- [Task prompt]:
If a line in the data holds the string "Ctrl", list it.

- [Data]:
%%

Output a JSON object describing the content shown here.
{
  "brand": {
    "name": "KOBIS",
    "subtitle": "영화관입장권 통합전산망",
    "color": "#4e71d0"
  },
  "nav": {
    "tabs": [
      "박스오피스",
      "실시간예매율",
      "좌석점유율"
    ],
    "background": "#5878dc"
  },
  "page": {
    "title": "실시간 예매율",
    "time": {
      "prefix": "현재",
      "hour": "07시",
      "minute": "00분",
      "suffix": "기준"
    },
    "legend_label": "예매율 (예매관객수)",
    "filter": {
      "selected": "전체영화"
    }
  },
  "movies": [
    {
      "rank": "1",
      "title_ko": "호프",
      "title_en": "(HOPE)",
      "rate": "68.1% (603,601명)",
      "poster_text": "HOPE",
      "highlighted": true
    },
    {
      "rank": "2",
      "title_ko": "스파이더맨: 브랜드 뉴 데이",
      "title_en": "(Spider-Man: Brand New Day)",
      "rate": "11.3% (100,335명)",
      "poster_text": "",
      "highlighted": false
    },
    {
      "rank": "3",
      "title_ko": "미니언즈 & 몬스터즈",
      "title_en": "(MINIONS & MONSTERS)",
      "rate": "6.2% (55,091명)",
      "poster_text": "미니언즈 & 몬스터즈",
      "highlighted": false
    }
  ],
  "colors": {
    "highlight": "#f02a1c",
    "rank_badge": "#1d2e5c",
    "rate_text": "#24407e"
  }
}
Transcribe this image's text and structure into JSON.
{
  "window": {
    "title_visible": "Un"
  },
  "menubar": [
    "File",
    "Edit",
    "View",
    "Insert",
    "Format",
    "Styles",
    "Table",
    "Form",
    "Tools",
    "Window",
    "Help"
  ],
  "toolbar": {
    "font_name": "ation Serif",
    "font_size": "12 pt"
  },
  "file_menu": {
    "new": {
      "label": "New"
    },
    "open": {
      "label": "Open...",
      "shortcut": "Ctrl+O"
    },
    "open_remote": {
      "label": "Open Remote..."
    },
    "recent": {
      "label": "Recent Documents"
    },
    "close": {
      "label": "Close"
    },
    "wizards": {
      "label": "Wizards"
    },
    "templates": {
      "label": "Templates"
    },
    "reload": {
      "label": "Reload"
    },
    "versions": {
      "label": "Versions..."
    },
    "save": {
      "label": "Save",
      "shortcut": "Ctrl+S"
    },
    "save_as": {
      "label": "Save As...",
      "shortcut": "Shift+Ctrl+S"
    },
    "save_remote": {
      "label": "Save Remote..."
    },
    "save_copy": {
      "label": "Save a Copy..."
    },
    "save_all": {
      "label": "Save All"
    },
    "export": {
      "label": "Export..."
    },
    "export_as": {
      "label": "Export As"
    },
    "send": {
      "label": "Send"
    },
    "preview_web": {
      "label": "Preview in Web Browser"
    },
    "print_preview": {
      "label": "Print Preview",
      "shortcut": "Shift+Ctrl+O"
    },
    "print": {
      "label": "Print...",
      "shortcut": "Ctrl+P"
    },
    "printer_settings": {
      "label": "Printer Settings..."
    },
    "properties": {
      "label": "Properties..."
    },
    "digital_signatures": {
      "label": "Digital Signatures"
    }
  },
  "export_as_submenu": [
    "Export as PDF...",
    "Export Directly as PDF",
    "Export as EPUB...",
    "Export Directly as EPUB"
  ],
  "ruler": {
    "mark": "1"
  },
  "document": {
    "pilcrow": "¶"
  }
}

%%

- [Solution for this task]:
      "shortcut": "Ctrl+O"
      "shortcut": "Ctrl+S"
      "shortcut": "Shift+Ctrl+S"
      "shortcut": "Shift+Ctrl+O"
      "shortcut": "Ctrl+P"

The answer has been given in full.